(Page and application data records)

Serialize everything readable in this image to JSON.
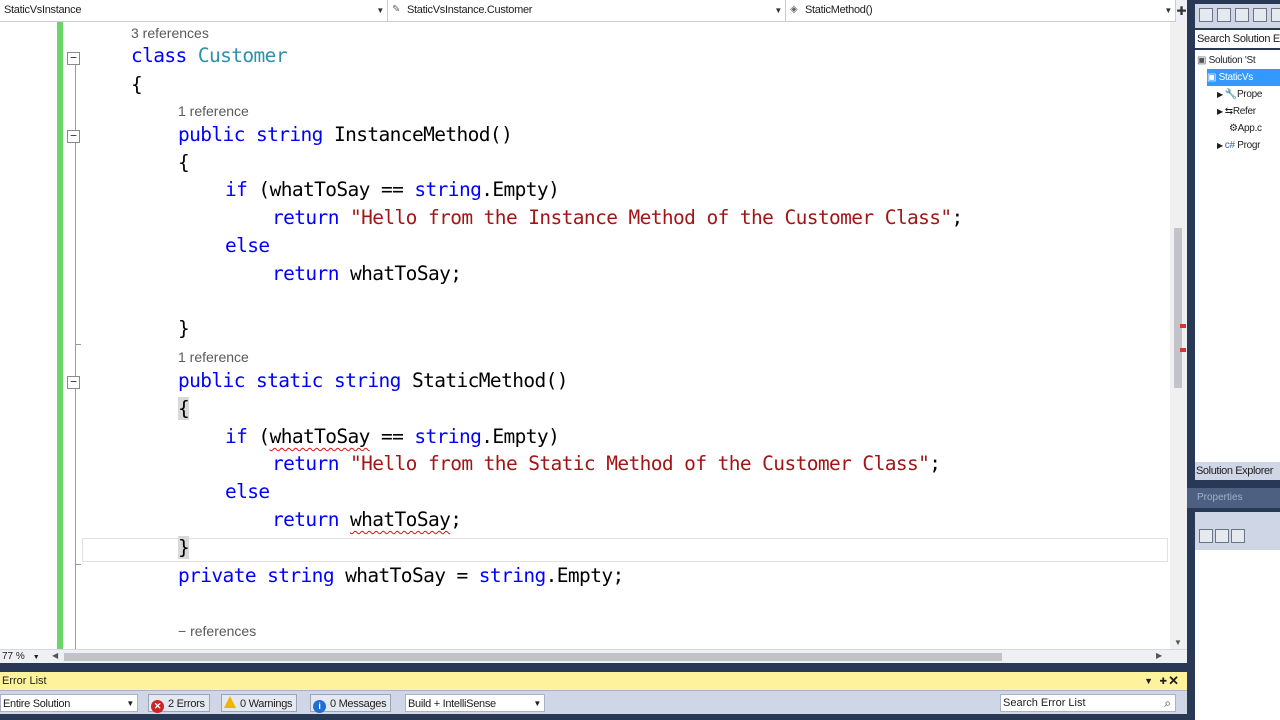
{
  "navbar": {
    "project_dropdown": "StaticVsInstance",
    "class_dropdown": "StaticVsInstance.Customer",
    "member_dropdown": "StaticMethod()",
    "split_icon": "plus-icon"
  },
  "editor": {
    "lens": {
      "class_refs": "3 references",
      "instance_refs": "1 reference",
      "static_refs": "1 reference",
      "field_refs": "− references"
    },
    "code": {
      "class_kw": "class",
      "class_name": "Customer",
      "open_brace": "{",
      "public": "public",
      "static": "static",
      "string": "string",
      "instance_method": "InstanceMethod()",
      "static_method": "StaticMethod()",
      "if_kw": "if",
      "open_paren": " (",
      "what_to_say": "whatToSay",
      "eq_op": " == ",
      "string_type": "string",
      "empty_paren": ".Empty)",
      "return_kw": "return",
      "instance_msg": "\"Hello from the Instance Method of the Customer Class\"",
      "static_msg": "\"Hello from the Static Method of the Customer Class\"",
      "semicolon": ";",
      "else_kw": "else",
      "close_brace": "}",
      "private": "private",
      "field_name": "whatToSay",
      "assign": " = ",
      "empty_end": ".Empty;",
      "space": " "
    }
  },
  "statusbar": {
    "zoom": "77 %"
  },
  "error_list": {
    "title": "Error List",
    "scope": "Entire Solution",
    "errors": "2 Errors",
    "warnings": "0 Warnings",
    "messages": "0 Messages",
    "build_filter": "Build + IntelliSense",
    "search_placeholder": "Search Error List"
  },
  "solution_explorer": {
    "search": "Search Solution E",
    "solution": "Solution 'St",
    "project": "StaticVs",
    "items": [
      "Prope",
      "Refer",
      "App.c",
      "Progr"
    ],
    "label": "Solution Explorer",
    "properties_title": "Properties"
  },
  "colors": {
    "keyword": "#0000ff",
    "type": "#2b91af",
    "string": "#a31515",
    "change_bar": "#6ad56a",
    "error_list_title_bg": "#fff29d",
    "frame": "#293955"
  }
}
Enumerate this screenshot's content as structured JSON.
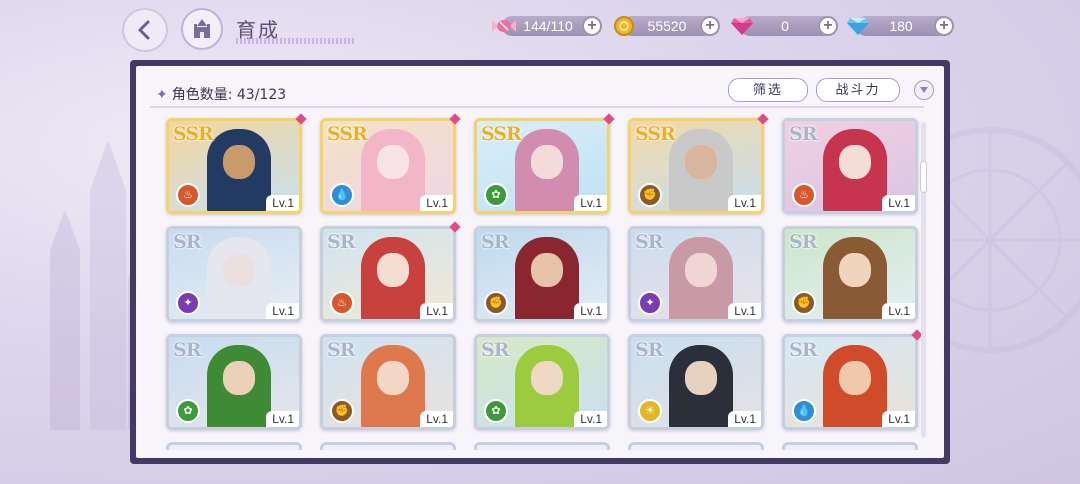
{
  "header": {
    "title": "育成",
    "back_icon": "back-arrow-icon",
    "home_icon": "castle-home-icon"
  },
  "currencies": [
    {
      "icon": "candy-stamina-icon",
      "value": "144/110"
    },
    {
      "icon": "gold-coin-icon",
      "value": "55520"
    },
    {
      "icon": "pink-gem-icon",
      "value": "0"
    },
    {
      "icon": "blue-diamond-icon",
      "value": "180"
    }
  ],
  "panel": {
    "count_label": "角色数量: 43/123",
    "filter_label": "筛选",
    "sort_label": "战斗力"
  },
  "cards": [
    {
      "rarity": "SSR",
      "level": "Lv.1",
      "attr": "fire",
      "new": true,
      "hair": "#233a63",
      "tone": "#c99a6a",
      "bg": [
        "#f3d6a0",
        "#c9e0f0"
      ]
    },
    {
      "rarity": "SSR",
      "level": "Lv.1",
      "attr": "water",
      "new": true,
      "hair": "#f2b6c8",
      "tone": "#f7e3e6",
      "bg": [
        "#f4e2c4",
        "#eed6e8"
      ]
    },
    {
      "rarity": "SSR",
      "level": "Lv.1",
      "attr": "grass",
      "new": true,
      "hair": "#d28cb0",
      "tone": "#f2dbd9",
      "bg": [
        "#d9eef8",
        "#bfe1f2"
      ]
    },
    {
      "rarity": "SSR",
      "level": "Lv.1",
      "attr": "earth",
      "new": true,
      "hair": "#c9c9c9",
      "tone": "#d8b59c",
      "bg": [
        "#f2d9a8",
        "#c7dff0"
      ]
    },
    {
      "rarity": "SR",
      "level": "Lv.1",
      "attr": "fire",
      "new": false,
      "hair": "#c7344f",
      "tone": "#f5dcd6",
      "bg": [
        "#f1cfe0",
        "#d8c6e6"
      ]
    },
    {
      "rarity": "SR",
      "level": "Lv.1",
      "attr": "dark",
      "new": false,
      "hair": "#e6e6ee",
      "tone": "#ecdfe0",
      "bg": [
        "#c7dcef",
        "#e7edf5"
      ]
    },
    {
      "rarity": "SR",
      "level": "Lv.1",
      "attr": "fire",
      "new": true,
      "hair": "#c9413d",
      "tone": "#f6ddd2",
      "bg": [
        "#cfe4f2",
        "#f3e8d2"
      ]
    },
    {
      "rarity": "SR",
      "level": "Lv.1",
      "attr": "earth",
      "new": false,
      "hair": "#8a2630",
      "tone": "#e6c2a8",
      "bg": [
        "#bfd9ee",
        "#e3edf4"
      ]
    },
    {
      "rarity": "SR",
      "level": "Lv.1",
      "attr": "dark",
      "new": false,
      "hair": "#c89aa6",
      "tone": "#f0d6d2",
      "bg": [
        "#cbdcee",
        "#eae2ea"
      ]
    },
    {
      "rarity": "SR",
      "level": "Lv.1",
      "attr": "earth",
      "new": false,
      "hair": "#8a5a34",
      "tone": "#f1d4bc",
      "bg": [
        "#cde6c8",
        "#e4eef6"
      ]
    },
    {
      "rarity": "SR",
      "level": "Lv.1",
      "attr": "grass",
      "new": false,
      "hair": "#3f8a34",
      "tone": "#ecd1b9",
      "bg": [
        "#c6ddf0",
        "#e6e6ea"
      ]
    },
    {
      "rarity": "SR",
      "level": "Lv.1",
      "attr": "earth",
      "new": false,
      "hair": "#e0784e",
      "tone": "#f2d6c6",
      "bg": [
        "#cfe2f2",
        "#e9e2dc"
      ]
    },
    {
      "rarity": "SR",
      "level": "Lv.1",
      "attr": "grass",
      "new": false,
      "hair": "#9ccb3f",
      "tone": "#efd9c4",
      "bg": [
        "#d7e9c6",
        "#c9e0ef"
      ]
    },
    {
      "rarity": "SR",
      "level": "Lv.1",
      "attr": "light",
      "new": false,
      "hair": "#2b2f3a",
      "tone": "#e7d2c2",
      "bg": [
        "#c7def0",
        "#e6e2e4"
      ]
    },
    {
      "rarity": "SR",
      "level": "Lv.1",
      "attr": "water",
      "new": true,
      "hair": "#cf4b2a",
      "tone": "#efc9aa",
      "bg": [
        "#d5e8f4",
        "#eae2d8"
      ]
    }
  ],
  "attr_colors": {
    "fire": "#d8582e",
    "water": "#2f8fd6",
    "grass": "#3f9a3c",
    "earth": "#8a5a2c",
    "dark": "#7a3cb2",
    "light": "#e3b824"
  }
}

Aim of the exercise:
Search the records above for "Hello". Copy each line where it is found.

Expected output:
      "instance_msg": "\"Hello from the Instance Method of the Customer Class\"",
      "static_msg": "\"Hello from the Static Method of the Customer Class\"",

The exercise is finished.